It's a good idea to watch the debug-me session. The developer should be running their buggy program in different ways, perhaps running a debugger, or looking at configuration files. They should *not* be looking at your personal files without asking you first in the debug-me chat window. They should not be downloading or installing other software. If you see them do anything you don't expect, you can enter "/quit" in the control window to immediately end the debug-me session.
If the developer did do something bad, you'd have proof that they cannot be trusted, which you can share with the world. Knowing that is the case will keep most developers honest.


--run cmd
Normally debug-me will run your login shell.

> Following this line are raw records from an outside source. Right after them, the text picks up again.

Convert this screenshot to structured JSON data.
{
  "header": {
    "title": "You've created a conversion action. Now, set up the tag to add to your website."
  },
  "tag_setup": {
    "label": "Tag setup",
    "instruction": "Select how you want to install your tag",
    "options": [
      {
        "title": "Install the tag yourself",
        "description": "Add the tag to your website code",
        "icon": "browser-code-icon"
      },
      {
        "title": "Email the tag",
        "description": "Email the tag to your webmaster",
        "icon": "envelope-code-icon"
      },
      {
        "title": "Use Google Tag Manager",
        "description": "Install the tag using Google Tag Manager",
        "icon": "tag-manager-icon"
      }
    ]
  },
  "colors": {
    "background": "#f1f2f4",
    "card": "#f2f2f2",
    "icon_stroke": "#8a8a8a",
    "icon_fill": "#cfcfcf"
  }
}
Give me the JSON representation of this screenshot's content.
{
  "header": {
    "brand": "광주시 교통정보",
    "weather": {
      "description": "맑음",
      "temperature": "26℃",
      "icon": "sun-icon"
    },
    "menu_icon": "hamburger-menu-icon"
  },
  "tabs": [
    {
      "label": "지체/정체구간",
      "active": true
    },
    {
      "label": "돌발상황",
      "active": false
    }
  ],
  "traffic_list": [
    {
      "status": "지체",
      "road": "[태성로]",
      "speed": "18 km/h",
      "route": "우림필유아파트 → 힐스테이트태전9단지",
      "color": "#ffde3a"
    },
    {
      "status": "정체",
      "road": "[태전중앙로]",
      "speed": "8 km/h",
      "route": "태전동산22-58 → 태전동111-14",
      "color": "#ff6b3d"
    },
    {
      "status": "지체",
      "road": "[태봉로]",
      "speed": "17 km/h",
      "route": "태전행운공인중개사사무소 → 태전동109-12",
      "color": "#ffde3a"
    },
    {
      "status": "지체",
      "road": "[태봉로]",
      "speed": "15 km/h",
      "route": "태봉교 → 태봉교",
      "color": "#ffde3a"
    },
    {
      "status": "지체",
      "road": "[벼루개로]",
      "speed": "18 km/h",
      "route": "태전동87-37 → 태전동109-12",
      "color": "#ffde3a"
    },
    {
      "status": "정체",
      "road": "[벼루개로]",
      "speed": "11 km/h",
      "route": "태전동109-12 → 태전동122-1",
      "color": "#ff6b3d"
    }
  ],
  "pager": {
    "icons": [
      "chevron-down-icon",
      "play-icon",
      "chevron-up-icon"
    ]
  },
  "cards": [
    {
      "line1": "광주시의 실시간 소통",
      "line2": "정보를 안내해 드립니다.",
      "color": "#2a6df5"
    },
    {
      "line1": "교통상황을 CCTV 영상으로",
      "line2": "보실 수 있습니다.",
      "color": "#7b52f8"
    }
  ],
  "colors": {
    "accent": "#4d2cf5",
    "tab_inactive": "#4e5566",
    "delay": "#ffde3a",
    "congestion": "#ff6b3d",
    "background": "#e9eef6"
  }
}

To run some other command, use this option.
--use-server url
Specify a debug-me server to use. Not normally needed since there is a default server.


Connect to a debug-me session on the specified url, to see and interact with the user's bug. You need a GnuPG key to use this.
--watch url
Connect to a debug-me session on the specified url and display what happens in the session. Your keystrokes will not be sent to the session.


debug-me uses a separate window than the one displaying the debug-me session, to control the session. This control window is where debug-me shows the user what developers want to connect to the session. The user and developer can also chat using the control window.
Normally, the control window will be opened when debug-me starts, by running a terminal emulator (xterm or gnome-terminal, etc). If debug-me is not being run in a graphical environment, that won't work, and you'll need to open another shell prompt and run "debug-me --control" to see it.


--download url
Download a debug-me log file from the specified url. Note that if the debug-me session is still in progress, this will continue downloading until the session ends. The signature chain in the log file is verified as it is downloaded, but developer gpg signatures are not verified.
--replay logfile
Replay a debug-me log file with realistic pauses.
While this is running, you can press Space to skip forward in the recording to the next point, which is useful when there are long pauses in the recording.
--verify logfile
Verify that the log file contains a valid chain of hashes, and valid signatures. Will exit nonzero if any problem is detected. Displays the gpg public keys of any developers who interacted with the debug-me session.
--graphviz logfile
Uses graphviz to generate a visualization of a debug-me log file.
Include hashes in the graphviz visualization.


--server logdir
Run a debug-me server, logging to the specified directory.
--port N
Specify a port for the debug-me server to listen to.
--from-email address
The server will email session logs to users. It's a good idea to provide a real email address, otherwise a dummy one will be used. You can also set the enviroment variable DEBUG_ME_FROM_EMAIL to configure this.
Normally the server will retain old log files so that users and developers can refer to them. This option makes it delete the log file once the session is done.


Sessions are logged to here. The log file name is displayed when debug-me exits.
When using debug-me to connect to a remote session, the session will be logged to here.
When verifying a developer's gpg key, debug-me checks if it's listed in the keyrings in this directory, which can be provided by software installed on the computer.




Joey Hess <>
Commands Debian Sid